Total the lines of the entries below that hold the string "Security", then write only that total.

+ + + + + + +

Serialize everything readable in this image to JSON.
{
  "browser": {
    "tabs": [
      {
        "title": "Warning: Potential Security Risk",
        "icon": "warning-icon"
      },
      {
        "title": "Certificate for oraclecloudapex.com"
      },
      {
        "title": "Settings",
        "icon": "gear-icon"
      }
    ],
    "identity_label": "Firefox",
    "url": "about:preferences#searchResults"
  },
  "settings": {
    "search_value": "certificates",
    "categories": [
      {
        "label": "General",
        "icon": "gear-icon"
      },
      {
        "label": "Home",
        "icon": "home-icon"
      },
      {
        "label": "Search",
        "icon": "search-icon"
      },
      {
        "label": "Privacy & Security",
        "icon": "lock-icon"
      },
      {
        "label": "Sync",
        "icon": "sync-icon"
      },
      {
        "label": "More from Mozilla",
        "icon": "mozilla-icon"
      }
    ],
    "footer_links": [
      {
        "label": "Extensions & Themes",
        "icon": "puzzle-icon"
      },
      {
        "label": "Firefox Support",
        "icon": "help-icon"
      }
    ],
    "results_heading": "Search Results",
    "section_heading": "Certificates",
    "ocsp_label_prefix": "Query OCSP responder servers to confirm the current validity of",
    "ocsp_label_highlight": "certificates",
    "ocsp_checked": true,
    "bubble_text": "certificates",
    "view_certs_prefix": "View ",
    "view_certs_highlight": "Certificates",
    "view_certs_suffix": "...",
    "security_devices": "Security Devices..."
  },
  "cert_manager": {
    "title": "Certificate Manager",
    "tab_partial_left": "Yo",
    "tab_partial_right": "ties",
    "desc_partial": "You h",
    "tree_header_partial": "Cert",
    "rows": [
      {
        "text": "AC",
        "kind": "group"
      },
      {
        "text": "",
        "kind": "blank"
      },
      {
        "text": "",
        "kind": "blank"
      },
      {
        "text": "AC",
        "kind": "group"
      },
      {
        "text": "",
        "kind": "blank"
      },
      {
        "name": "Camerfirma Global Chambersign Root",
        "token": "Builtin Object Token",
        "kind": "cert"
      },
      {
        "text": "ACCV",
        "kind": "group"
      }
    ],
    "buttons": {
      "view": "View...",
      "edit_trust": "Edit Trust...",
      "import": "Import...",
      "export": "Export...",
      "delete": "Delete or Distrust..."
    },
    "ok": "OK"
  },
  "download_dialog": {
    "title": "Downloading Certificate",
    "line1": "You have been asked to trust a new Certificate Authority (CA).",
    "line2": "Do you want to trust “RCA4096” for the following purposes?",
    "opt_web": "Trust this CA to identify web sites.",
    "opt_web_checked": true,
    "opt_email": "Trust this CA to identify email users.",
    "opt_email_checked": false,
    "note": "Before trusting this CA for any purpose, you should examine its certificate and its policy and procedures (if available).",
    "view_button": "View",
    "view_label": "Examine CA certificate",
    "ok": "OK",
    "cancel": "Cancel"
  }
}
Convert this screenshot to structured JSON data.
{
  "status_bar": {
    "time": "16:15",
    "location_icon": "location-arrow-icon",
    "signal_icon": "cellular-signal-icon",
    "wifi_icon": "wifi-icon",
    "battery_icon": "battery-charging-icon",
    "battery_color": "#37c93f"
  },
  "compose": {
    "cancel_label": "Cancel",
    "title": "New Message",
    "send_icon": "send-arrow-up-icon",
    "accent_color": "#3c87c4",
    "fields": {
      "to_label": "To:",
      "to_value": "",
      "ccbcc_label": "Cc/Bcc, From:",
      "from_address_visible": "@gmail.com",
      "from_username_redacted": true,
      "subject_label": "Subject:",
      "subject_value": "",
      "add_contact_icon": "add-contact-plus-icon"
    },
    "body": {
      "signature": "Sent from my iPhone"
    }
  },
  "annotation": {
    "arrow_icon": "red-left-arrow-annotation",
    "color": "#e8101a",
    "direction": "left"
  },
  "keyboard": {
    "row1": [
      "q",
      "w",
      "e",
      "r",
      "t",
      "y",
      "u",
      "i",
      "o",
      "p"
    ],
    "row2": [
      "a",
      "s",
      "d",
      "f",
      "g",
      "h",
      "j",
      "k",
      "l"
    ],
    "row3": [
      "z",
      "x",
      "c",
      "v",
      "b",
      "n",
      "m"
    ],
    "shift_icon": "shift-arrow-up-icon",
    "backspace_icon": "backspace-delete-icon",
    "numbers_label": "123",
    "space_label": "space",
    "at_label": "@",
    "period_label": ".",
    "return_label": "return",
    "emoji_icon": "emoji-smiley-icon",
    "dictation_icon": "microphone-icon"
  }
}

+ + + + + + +

Response area: 3